Exercise brief ▸
Could you extract every entry below and reproduce it exactly?

BEGIN Extracted entries

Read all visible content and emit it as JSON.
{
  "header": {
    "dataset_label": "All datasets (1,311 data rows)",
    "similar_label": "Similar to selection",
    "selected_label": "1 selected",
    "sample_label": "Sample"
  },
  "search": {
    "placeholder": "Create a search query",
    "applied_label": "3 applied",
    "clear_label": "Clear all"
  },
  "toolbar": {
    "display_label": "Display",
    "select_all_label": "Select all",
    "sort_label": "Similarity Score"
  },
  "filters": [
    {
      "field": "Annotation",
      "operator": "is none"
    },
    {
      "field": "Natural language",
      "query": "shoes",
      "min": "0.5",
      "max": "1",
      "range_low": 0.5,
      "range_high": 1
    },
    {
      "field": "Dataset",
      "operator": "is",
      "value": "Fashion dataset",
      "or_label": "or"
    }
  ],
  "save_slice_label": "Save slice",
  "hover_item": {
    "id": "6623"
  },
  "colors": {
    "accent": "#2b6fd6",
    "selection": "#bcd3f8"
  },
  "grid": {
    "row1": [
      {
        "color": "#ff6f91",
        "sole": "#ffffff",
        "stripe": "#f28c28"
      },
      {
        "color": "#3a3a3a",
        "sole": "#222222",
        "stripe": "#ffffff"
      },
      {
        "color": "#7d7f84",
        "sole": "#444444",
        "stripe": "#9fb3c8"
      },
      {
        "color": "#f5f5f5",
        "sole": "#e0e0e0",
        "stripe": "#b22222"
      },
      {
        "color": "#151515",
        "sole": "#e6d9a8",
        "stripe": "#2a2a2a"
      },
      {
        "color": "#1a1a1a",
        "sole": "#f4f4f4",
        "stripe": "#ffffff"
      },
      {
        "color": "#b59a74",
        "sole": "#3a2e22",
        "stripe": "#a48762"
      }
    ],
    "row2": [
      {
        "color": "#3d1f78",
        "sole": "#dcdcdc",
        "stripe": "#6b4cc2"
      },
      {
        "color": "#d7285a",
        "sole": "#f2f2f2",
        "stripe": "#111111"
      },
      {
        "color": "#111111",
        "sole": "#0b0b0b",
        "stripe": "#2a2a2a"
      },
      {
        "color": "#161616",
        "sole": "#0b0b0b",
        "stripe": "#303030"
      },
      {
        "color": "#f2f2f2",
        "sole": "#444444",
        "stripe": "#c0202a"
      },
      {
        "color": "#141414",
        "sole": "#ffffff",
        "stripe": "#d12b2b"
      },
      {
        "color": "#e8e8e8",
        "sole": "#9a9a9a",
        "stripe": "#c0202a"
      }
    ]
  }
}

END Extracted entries

Your response ▸
Read all visible content and emit it as JSON.
{
  "header": {
    "dataset_label": "All datasets (1,311 data rows)",
    "similar_label": "Similar to selection",
    "selected_label": "1 selected",
    "sample_label": "Sample"
  },
  "search": {
    "placeholder": "Create a search query",
    "applied_label": "3 applied",
    "clear_label": "Clear all"
  },
  "toolbar": {
    "display_label": "Display",
    "select_all_label": "Select all",
    "sort_label": "Similarity Score"
  },
  "filters": [
    {
      "field": "Annotation",
      "operator": "is none"
    },
    {
      "field": "Natural language",
      "query": "shoes",
      "min": "0.5",
      "max": "1",
      "range_low": 0.5,
      "range_high": 1
    },
    {
      "field": "Dataset",
      "operator": "is",
      "value": "Fashion dataset",
      "or_label": "or"
    }
  ],
  "save_slice_label": "Save slice",
  "hover_item": {
    "id": "6623"
  },
  "colors": {
    "accent": "#2b6fd6",
    "selection": "#bcd3f8"
  },
  "grid": {
    "row1": [
      {
        "color": "#ff6f91",
        "sole": "#ffffff",
        "stripe": "#f28c28"
      },
      {
        "color": "#3a3a3a",
        "sole": "#222222",
        "stripe": "#ffffff"
      },
      {
        "color": "#7d7f84",
        "sole": "#444444",
        "stripe": "#9fb3c8"
      },
      {
        "color": "#f5f5f5",
        "sole": "#e0e0e0",
        "stripe": "#b22222"
      },
      {
        "color": "#151515",
        "sole": "#e6d9a8",
        "stripe": "#2a2a2a"
      },
      {
        "color": "#1a1a1a",
        "sole": "#f4f4f4",
        "stripe": "#ffffff"
      },
      {
        "color": "#b59a74",
        "sole": "#3a2e22",
        "stripe": "#a48762"
      }
    ],
    "row2": [
      {
        "color": "#3d1f78",
        "sole": "#dcdcdc",
        "stripe": "#6b4cc2"
      },
      {
        "color": "#d7285a",
        "sole": "#f2f2f2",
        "stripe": "#111111"
      },
      {
        "color": "#111111",
        "sole": "#0b0b0b",
        "stripe": "#2a2a2a"
      },
      {
        "color": "#161616",
        "sole": "#0b0b0b",
        "stripe": "#303030"
      },
      {
        "color": "#f2f2f2",
        "sole": "#444444",
        "stripe": "#c0202a"
      },
      {
        "color": "#141414",
        "sole": "#ffffff",
        "stripe": "#d12b2b"
      },
      {
        "color": "#e8e8e8",
        "sole": "#9a9a9a",
        "stripe": "#c0202a"
      }
    ]
  }
}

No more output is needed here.